▸ **EXERCISE REQUIREMENTS**
Your answer must be every line of the data below that holds the string "NAILS", copied exactly.

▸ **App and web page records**
======
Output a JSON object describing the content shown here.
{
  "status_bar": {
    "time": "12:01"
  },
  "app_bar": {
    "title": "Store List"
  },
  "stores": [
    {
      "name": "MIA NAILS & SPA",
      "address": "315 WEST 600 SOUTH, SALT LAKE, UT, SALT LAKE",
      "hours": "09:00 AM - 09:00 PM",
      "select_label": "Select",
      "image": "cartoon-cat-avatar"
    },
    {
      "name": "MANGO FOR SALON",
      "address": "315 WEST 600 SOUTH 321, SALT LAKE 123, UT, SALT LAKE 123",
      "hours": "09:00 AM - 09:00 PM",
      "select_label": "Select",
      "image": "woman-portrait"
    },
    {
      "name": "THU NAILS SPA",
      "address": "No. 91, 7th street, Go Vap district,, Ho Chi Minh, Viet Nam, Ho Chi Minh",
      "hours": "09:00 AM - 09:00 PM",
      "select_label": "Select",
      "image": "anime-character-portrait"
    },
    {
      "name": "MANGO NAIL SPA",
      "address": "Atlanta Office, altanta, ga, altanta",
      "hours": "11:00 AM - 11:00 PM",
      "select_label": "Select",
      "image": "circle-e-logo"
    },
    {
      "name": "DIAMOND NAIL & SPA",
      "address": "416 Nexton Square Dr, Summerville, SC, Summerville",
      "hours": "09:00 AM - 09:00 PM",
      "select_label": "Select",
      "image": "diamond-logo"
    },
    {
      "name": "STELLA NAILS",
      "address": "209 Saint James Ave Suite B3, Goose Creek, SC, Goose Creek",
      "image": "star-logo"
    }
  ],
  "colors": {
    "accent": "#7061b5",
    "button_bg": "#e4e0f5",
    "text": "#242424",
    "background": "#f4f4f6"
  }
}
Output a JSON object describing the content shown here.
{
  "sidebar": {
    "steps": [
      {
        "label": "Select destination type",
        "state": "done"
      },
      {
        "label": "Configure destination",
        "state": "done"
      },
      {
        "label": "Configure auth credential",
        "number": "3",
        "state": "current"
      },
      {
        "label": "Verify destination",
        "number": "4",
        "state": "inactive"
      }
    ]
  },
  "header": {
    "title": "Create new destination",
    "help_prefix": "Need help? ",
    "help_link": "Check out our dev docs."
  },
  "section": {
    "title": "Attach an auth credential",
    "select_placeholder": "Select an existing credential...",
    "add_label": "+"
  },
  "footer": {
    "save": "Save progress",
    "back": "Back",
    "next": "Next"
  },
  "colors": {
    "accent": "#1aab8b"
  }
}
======
▸ **ANSWER SPACE**
      "name": "MIA NAILS & SPA",
      "name": "THU NAILS SPA",
      "name": "STELLA NAILS",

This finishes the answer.